>>>>

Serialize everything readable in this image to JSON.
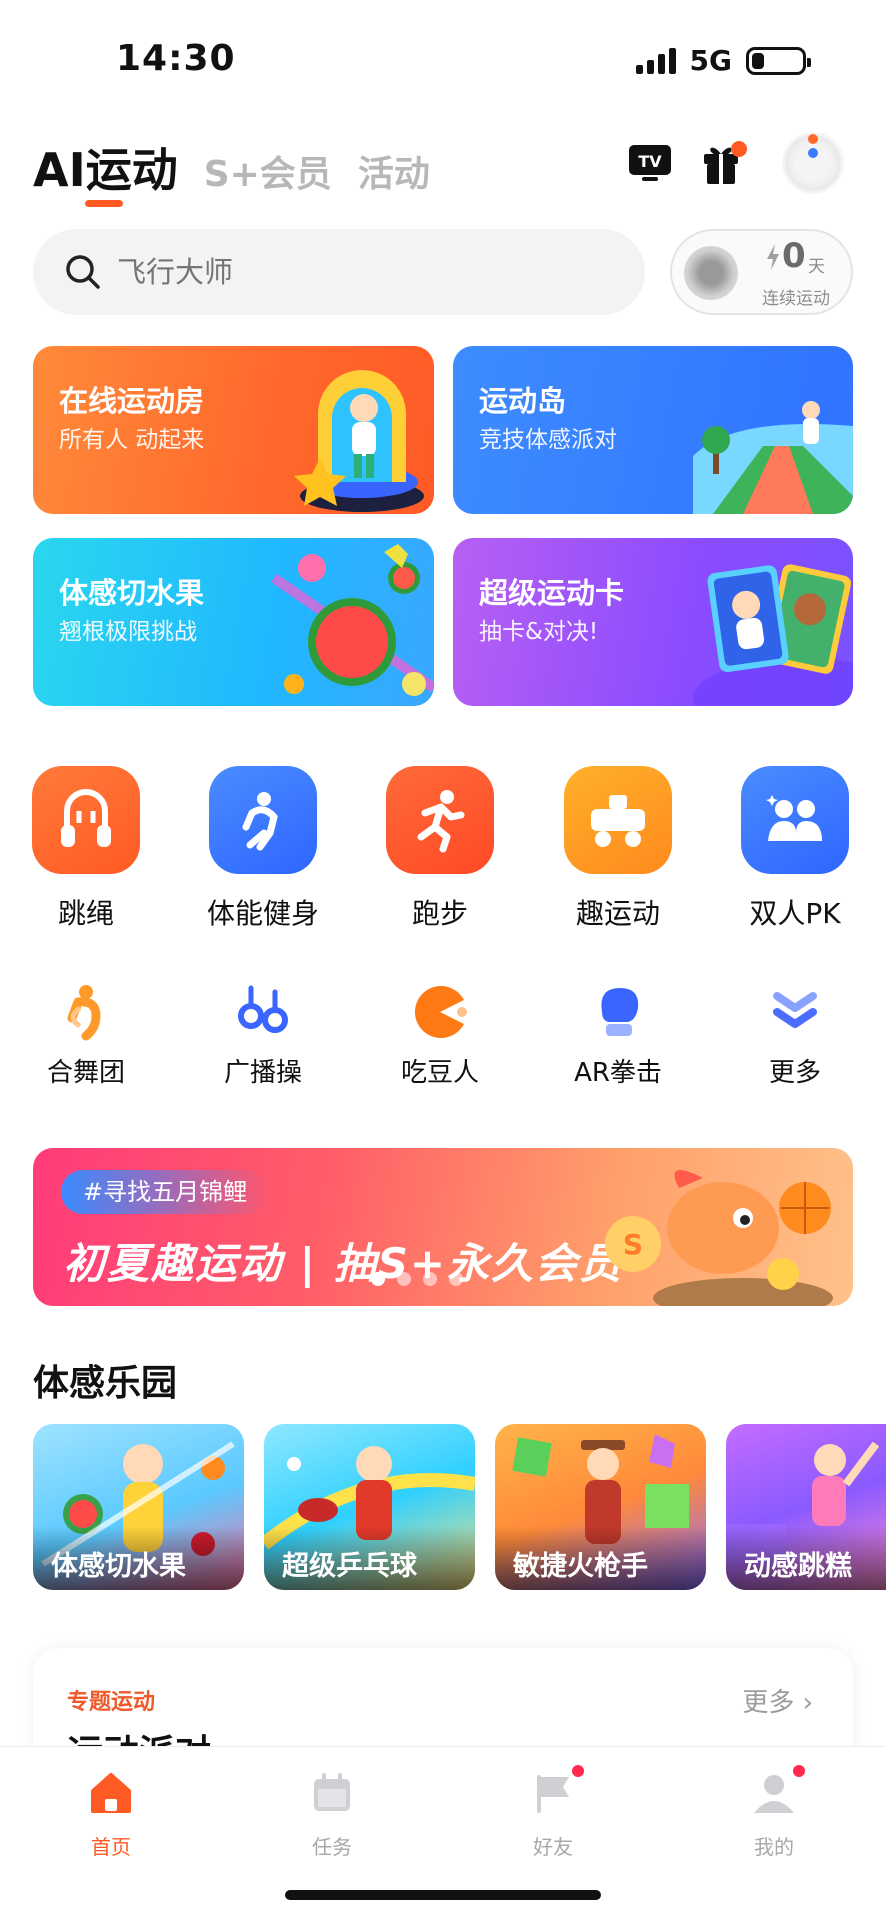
{
  "status_bar": {
    "time": "14:30",
    "network": "5G",
    "battery_level": 0.25
  },
  "header": {
    "tabs": [
      "AI运动",
      "S+会员",
      "活动"
    ],
    "active_tab": 0,
    "tv_label": "TV"
  },
  "search": {
    "placeholder": "飞行大师"
  },
  "streak": {
    "count": "0",
    "unit": "天",
    "label": "连续运动"
  },
  "feature_cards": [
    {
      "title": "在线运动房",
      "subtitle": "所有人 动起来"
    },
    {
      "title": "运动岛",
      "subtitle": "竞技体感派对"
    },
    {
      "title": "体感切水果",
      "subtitle": "翘根极限挑战"
    },
    {
      "title": "超级运动卡",
      "subtitle": "抽卡&对决!"
    }
  ],
  "main_categories": [
    {
      "label": "跳绳",
      "icon": "jump-rope-icon"
    },
    {
      "label": "体能健身",
      "icon": "fitness-icon"
    },
    {
      "label": "跑步",
      "icon": "running-icon"
    },
    {
      "label": "趣运动",
      "icon": "fun-sport-icon"
    },
    {
      "label": "双人PK",
      "icon": "duo-pk-icon"
    }
  ],
  "sub_categories": [
    {
      "label": "合舞团",
      "icon": "dance-icon"
    },
    {
      "label": "广播操",
      "icon": "broadcast-exercise-icon"
    },
    {
      "label": "吃豆人",
      "icon": "pacman-icon"
    },
    {
      "label": "AR拳击",
      "icon": "boxing-glove-icon"
    },
    {
      "label": "更多",
      "icon": "chevron-down-double-icon"
    }
  ],
  "banner": {
    "tag": "#寻找五月锦鲤",
    "title": "初夏趣运动 | 抽S+永久会员",
    "slide_count": 4,
    "active_slide": 0
  },
  "motion_park": {
    "title": "体感乐园",
    "games": [
      "体感切水果",
      "超级乒乓球",
      "敏捷火枪手",
      "动感跳糕"
    ]
  },
  "topic": {
    "tag": "专题运动",
    "more": "更多",
    "title": "运动派对"
  },
  "tab_bar": {
    "items": [
      {
        "label": "首页",
        "active": true,
        "badge": false
      },
      {
        "label": "任务",
        "active": false,
        "badge": false
      },
      {
        "label": "好友",
        "active": false,
        "badge": true
      },
      {
        "label": "我的",
        "active": false,
        "badge": true
      }
    ]
  },
  "colors": {
    "accent": "#ff5a24",
    "badge": "#ff2a4d"
  }
}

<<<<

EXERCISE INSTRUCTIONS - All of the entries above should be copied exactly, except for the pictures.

SOLUTION -
Serialize everything readable in this image to JSON.
{
  "status_bar": {
    "time": "14:30",
    "network": "5G",
    "battery_level": 0.25
  },
  "header": {
    "tabs": [
      "AI运动",
      "S+会员",
      "活动"
    ],
    "active_tab": 0,
    "tv_label": "TV"
  },
  "search": {
    "placeholder": "飞行大师"
  },
  "streak": {
    "count": "0",
    "unit": "天",
    "label": "连续运动"
  },
  "feature_cards": [
    {
      "title": "在线运动房",
      "subtitle": "所有人 动起来"
    },
    {
      "title": "运动岛",
      "subtitle": "竞技体感派对"
    },
    {
      "title": "体感切水果",
      "subtitle": "翘根极限挑战"
    },
    {
      "title": "超级运动卡",
      "subtitle": "抽卡&对决!"
    }
  ],
  "main_categories": [
    {
      "label": "跳绳",
      "icon": "jump-rope-icon"
    },
    {
      "label": "体能健身",
      "icon": "fitness-icon"
    },
    {
      "label": "跑步",
      "icon": "running-icon"
    },
    {
      "label": "趣运动",
      "icon": "fun-sport-icon"
    },
    {
      "label": "双人PK",
      "icon": "duo-pk-icon"
    }
  ],
  "sub_categories": [
    {
      "label": "合舞团",
      "icon": "dance-icon"
    },
    {
      "label": "广播操",
      "icon": "broadcast-exercise-icon"
    },
    {
      "label": "吃豆人",
      "icon": "pacman-icon"
    },
    {
      "label": "AR拳击",
      "icon": "boxing-glove-icon"
    },
    {
      "label": "更多",
      "icon": "chevron-down-double-icon"
    }
  ],
  "banner": {
    "tag": "#寻找五月锦鲤",
    "title": "初夏趣运动 | 抽S+永久会员",
    "slide_count": 4,
    "active_slide": 0
  },
  "motion_park": {
    "title": "体感乐园",
    "games": [
      "体感切水果",
      "超级乒乓球",
      "敏捷火枪手",
      "动感跳糕"
    ]
  },
  "topic": {
    "tag": "专题运动",
    "more": "更多",
    "title": "运动派对"
  },
  "tab_bar": {
    "items": [
      {
        "label": "首页",
        "active": true,
        "badge": false
      },
      {
        "label": "任务",
        "active": false,
        "badge": false
      },
      {
        "label": "好友",
        "active": false,
        "badge": true
      },
      {
        "label": "我的",
        "active": false,
        "badge": true
      }
    ]
  },
  "colors": {
    "accent": "#ff5a24",
    "badge": "#ff2a4d"
  }
}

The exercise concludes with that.